What you need to know before you invest in cryptocurrency

Cryptocurrencies are an extremely volatile asset, meaning there is a significant risk to your capital, so you should make sure that you know what you are investing your money in before you commit.

Understand how cryptocurrency works

The first step to becoming a responsible cryptocurrency investor is to understand what they are and how they work, so that you can be best prepared for the ups and downs that come with the sector. Cryptocurrencies are a brand-new phenomenon in the world of finance and, with minimal regulatory framework, they can be a dangerous combination of confusing and high-risk. To begin prepping for your first cryptocurrency purchase - or if you need to brush up on your existing knowledge - browse our beginner's guide to investing in cryptocurrency.

Pick a cryptocurrency exchange to purchase from

Before you buy your first cryptocurrency, you will need to select an exchange platform to make your purchase with. There are myriad options for UK investors, but regardless of which exchange you choose, note that cryptocurrencies are not covered by the Financial Services Compensation Scheme (FSCS) - which means that, no matter where you get your crypto from or how much you own, your money is not protected should anything happen.

A small number of exchanges are registered or currently pending registration with the FCA in order to be permitted to legally trade in the UK, and for the purpose of anti-money laundering and terrorism financing regulations only, but ultimately consumers have no protection for their assets whether they use an FCA-approved exchange or not. The UK government and the FCA are in the process of developing further legislation to improve the security of the growing cryptocurrency sector, but for the time being, UK investors can freely access the vast majority of exchange platforms - just bear in mind that your assets are not protected.

The list of cryptocurrency exchange platforms with FCA approval to trade in the UK can be found on its website's Registered Cryptoasset Firms page. Firms permitted to trade in the UK while awaiting approval can be found on the FCA's list of Cryptoasset firms with Temporary Registration.

Decide how you are going to store your cryptocurrency

When you purchase cryptocurrency, you will need somewhere to store the "keys" which give you access to your assets. Without them, you cannot access your cryptocurrency, rendering your holdings useless - so your wallet is absolutely crucial to your crypto investment.

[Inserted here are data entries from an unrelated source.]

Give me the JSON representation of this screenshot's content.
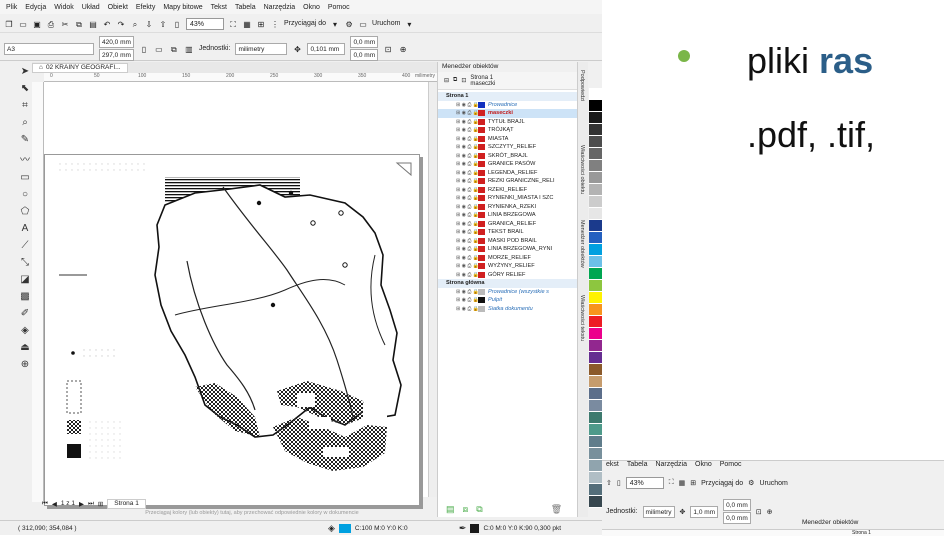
{
  "menu": [
    "Plik",
    "Edycja",
    "Widok",
    "Układ",
    "Obiekt",
    "Efekty",
    "Mapy bitowe",
    "Tekst",
    "Tabela",
    "Narzędzia",
    "Okno",
    "Pomoc"
  ],
  "toolbar": {
    "zoom": "43%",
    "snap": "Przyciągaj do",
    "launch": "Uruchom"
  },
  "properties": {
    "page_size": "A3",
    "width": "420,0 mm",
    "height": "297,0 mm",
    "units_label": "Jednostki:",
    "units": "milimetry",
    "nudge": "0,101 mm",
    "dup_x": "0,0 mm",
    "dup_y": "0,0 mm"
  },
  "document_tab": "02 KRAINY GEOGRAFI...",
  "ruler_ticks": [
    "0",
    "50",
    "100",
    "150",
    "200",
    "250",
    "300",
    "350",
    "400"
  ],
  "ruler_unit": "milimetry",
  "page_nav": {
    "counter": "1 z 1",
    "page_tab": "Strona 1"
  },
  "hint": "Przeciągaj kolory (lub obiekty) tutaj, aby przechować odpowiednie kolory w dokumencie",
  "status": {
    "coords": "( 312,090; 354,084 )",
    "fill": "C:100 M:0 Y:0 K:0",
    "outline": "C:0 M:0 Y:0 K:90  0,300 pkt"
  },
  "docker": {
    "title": "Menedżer obiektów",
    "page": "Strona 1",
    "layer": "maseczki"
  },
  "layers": [
    {
      "name": "Prowadnice",
      "color": "#1030c0",
      "style": "italic-blue"
    },
    {
      "name": "maseczki",
      "color": "#d02020",
      "style": "bold-red"
    },
    {
      "name": "TYTUŁ BRAJL",
      "color": "#d02020",
      "style": ""
    },
    {
      "name": "TRÓJKĄT",
      "color": "#d02020",
      "style": ""
    },
    {
      "name": "MIASTA",
      "color": "#d02020",
      "style": ""
    },
    {
      "name": "SZCZYTY_RELIEF",
      "color": "#d02020",
      "style": ""
    },
    {
      "name": "SKRÓT_BRAJL",
      "color": "#d02020",
      "style": ""
    },
    {
      "name": "GRANICE PASÓW",
      "color": "#d02020",
      "style": ""
    },
    {
      "name": "LEGENDA_RELIEF",
      "color": "#d02020",
      "style": ""
    },
    {
      "name": "REZKI GRANICZNE_RELI",
      "color": "#d02020",
      "style": ""
    },
    {
      "name": "RZEKI_RELIEF",
      "color": "#d02020",
      "style": ""
    },
    {
      "name": "RYNIENKI_MIASTA I SZC",
      "color": "#d02020",
      "style": ""
    },
    {
      "name": "RYNIENKA_RZEKI",
      "color": "#d02020",
      "style": ""
    },
    {
      "name": "LINIA BRZEGOWA",
      "color": "#d02020",
      "style": ""
    },
    {
      "name": "GRANICA_RELIEF",
      "color": "#d02020",
      "style": ""
    },
    {
      "name": "TEKST BRAIL",
      "color": "#d02020",
      "style": ""
    },
    {
      "name": "MASKI POD BRAIL",
      "color": "#d02020",
      "style": ""
    },
    {
      "name": "LINIA BRZEGOWA_RYNI",
      "color": "#d02020",
      "style": ""
    },
    {
      "name": "MORZE_RELIEF",
      "color": "#d02020",
      "style": ""
    },
    {
      "name": "WYŻYNY_RELIEF",
      "color": "#d02020",
      "style": ""
    },
    {
      "name": "GÓRY RELIEF",
      "color": "#d02020",
      "style": ""
    }
  ],
  "master_page": "Strona główna",
  "master_layers": [
    {
      "name": "Prowadnice (wszystkie s",
      "color": "#bbbbbb",
      "style": "italic-blue"
    },
    {
      "name": "Pulpit",
      "color": "#111111",
      "style": "italic-blue"
    },
    {
      "name": "Siatka dokumentu",
      "color": "#bbbbbb",
      "style": "italic-blue"
    }
  ],
  "side_tabs": [
    "Podpowiedzi",
    "Właściwości obiektu",
    "Menedżer obiektów",
    "Właściwości tekstu"
  ],
  "palette": [
    "#ffffff",
    "#000000",
    "#1a1a1a",
    "#333333",
    "#4d4d4d",
    "#666666",
    "#808080",
    "#999999",
    "#b3b3b3",
    "#cccccc",
    "#e6e6e6",
    "#1b3a8c",
    "#2460c0",
    "#00a0e0",
    "#6cc0e8",
    "#00a651",
    "#8dc63f",
    "#fff200",
    "#f7941d",
    "#ed1c24",
    "#ec008c",
    "#92278f",
    "#662d91",
    "#8b5a2b",
    "#c69c6d",
    "#5c6e8a",
    "#7a8ba0",
    "#3d7a6e",
    "#4e9a8a",
    "#607d8b",
    "#78909c",
    "#90a4ae",
    "#b0bec5",
    "#546e7a",
    "#37474f"
  ],
  "slide": {
    "bullet_pre": "pliki ",
    "bullet_bold": "ras",
    "line2": ".pdf, .tif,"
  },
  "crop": {
    "menu": [
      "ekst",
      "Tabela",
      "Narzędzia",
      "Okno",
      "Pomoc"
    ],
    "zoom": "43%",
    "snap": "Przyciągaj do",
    "launch": "Uruchom",
    "units_label": "Jednostki:",
    "units": "milimetry",
    "nudge": "1,0 mm",
    "dup_x": "0,0 mm",
    "dup_y": "0,0 mm",
    "docker": "Menedżer obiektów",
    "page": "Strona 1"
  }
}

There are a number of different types of crypto wallet, and each has its own unique attributes which work best for different scenarios; A beginner cryptocurrency investor may find the integrated "hot" wallet on their chosen exchange platform to be most convenient for them, but a more advanced investor with a large amount of cryptocurrency may find the added security of a "cold" offline wallet gives them more peace of mind. Check out our article "What is a cryptocurrency wallet?" to find out more about the different kinds of digital wallet and which one would work best for your unique circumstances.

Keep your investment portfolio diverse

Due to the volatile nature of cryptocurrency, it is wise to limit your exposure so that you do not risk a large proportion of your portfolio in a sector so vulnerable to dramatic peaks and troughs over a short period of time. Make sure to read our beginner's guide to investing to ensure that you are in the right position to be investing in the first place. For more information on the regulation of cryptocurrency, read our article How are cryptocurrencies regulated in the UK?